--- Data for analysis Enclosed Below ---
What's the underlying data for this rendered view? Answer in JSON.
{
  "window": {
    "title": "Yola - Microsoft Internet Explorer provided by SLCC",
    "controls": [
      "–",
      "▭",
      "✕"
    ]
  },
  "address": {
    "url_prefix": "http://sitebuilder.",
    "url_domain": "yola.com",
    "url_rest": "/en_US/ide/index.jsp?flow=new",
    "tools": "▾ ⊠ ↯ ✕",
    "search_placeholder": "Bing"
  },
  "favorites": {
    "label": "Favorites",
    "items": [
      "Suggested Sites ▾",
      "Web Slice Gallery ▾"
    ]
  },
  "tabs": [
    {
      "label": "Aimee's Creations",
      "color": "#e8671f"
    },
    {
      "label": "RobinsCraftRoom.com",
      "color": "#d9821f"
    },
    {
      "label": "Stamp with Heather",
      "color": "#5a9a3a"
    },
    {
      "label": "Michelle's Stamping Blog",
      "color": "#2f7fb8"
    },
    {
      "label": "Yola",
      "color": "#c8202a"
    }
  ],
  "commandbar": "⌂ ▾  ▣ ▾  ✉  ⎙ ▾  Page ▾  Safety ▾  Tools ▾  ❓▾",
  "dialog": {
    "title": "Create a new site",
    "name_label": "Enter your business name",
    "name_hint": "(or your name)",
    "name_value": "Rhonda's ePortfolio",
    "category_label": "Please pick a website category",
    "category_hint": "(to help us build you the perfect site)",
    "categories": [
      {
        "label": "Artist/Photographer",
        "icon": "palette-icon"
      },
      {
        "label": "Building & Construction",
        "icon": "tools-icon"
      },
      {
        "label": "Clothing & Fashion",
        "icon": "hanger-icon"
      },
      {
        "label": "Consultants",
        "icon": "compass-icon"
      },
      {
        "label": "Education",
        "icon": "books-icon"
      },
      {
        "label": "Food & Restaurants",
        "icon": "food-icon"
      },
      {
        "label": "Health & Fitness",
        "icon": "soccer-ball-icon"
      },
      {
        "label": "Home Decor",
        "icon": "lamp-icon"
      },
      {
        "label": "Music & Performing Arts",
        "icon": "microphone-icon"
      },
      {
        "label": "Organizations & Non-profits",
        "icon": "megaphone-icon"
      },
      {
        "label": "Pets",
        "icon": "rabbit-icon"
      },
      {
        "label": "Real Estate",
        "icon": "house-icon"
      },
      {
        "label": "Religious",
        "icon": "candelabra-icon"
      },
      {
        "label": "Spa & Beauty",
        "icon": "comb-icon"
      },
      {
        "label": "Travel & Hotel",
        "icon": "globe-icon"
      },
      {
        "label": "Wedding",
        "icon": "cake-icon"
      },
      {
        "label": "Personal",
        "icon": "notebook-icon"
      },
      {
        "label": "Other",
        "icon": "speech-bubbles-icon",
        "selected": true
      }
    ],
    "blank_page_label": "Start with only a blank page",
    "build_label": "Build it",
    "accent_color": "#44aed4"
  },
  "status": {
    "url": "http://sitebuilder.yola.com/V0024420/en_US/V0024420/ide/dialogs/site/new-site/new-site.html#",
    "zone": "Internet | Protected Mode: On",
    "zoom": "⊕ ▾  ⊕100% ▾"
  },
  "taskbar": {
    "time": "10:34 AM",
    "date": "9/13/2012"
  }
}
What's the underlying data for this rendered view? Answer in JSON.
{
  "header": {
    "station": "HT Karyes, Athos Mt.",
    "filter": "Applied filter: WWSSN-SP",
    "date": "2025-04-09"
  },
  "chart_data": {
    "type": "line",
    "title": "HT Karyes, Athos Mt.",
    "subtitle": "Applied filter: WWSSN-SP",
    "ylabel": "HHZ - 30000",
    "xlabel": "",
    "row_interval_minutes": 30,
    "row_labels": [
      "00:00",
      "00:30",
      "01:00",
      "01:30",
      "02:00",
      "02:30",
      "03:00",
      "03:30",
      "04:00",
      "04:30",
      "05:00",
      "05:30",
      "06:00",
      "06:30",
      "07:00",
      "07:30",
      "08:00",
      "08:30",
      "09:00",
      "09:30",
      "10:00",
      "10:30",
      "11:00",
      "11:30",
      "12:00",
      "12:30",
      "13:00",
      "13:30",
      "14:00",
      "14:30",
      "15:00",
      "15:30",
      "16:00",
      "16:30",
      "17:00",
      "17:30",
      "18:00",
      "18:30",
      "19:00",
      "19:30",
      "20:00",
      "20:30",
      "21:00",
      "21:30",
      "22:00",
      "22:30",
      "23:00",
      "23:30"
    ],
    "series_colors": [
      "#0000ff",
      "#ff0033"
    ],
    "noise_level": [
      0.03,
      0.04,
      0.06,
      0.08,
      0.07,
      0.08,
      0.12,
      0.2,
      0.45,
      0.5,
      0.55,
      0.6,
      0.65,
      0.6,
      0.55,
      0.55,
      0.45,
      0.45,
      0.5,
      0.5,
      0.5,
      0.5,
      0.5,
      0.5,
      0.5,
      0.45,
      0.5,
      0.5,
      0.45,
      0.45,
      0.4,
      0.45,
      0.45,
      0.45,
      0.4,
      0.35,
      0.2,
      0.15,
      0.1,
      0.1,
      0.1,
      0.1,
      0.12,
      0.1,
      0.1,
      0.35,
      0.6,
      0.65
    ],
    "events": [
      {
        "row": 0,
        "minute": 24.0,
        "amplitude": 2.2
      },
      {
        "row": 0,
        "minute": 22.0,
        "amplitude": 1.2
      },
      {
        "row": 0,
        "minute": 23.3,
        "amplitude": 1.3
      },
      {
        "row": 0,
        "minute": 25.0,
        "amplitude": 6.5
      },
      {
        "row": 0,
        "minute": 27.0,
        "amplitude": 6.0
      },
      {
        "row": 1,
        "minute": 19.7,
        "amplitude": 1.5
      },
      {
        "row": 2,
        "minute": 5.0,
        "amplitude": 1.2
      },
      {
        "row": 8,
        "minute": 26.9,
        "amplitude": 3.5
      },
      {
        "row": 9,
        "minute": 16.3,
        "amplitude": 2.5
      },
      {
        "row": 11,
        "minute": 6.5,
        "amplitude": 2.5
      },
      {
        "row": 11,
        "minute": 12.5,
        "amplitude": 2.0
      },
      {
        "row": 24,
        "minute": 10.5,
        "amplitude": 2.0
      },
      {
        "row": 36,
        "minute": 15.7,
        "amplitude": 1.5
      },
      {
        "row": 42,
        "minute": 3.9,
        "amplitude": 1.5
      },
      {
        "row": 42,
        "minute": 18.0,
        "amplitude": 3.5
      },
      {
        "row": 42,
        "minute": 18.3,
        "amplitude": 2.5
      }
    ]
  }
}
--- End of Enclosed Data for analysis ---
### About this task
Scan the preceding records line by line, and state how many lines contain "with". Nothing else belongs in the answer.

### Answer to this task
2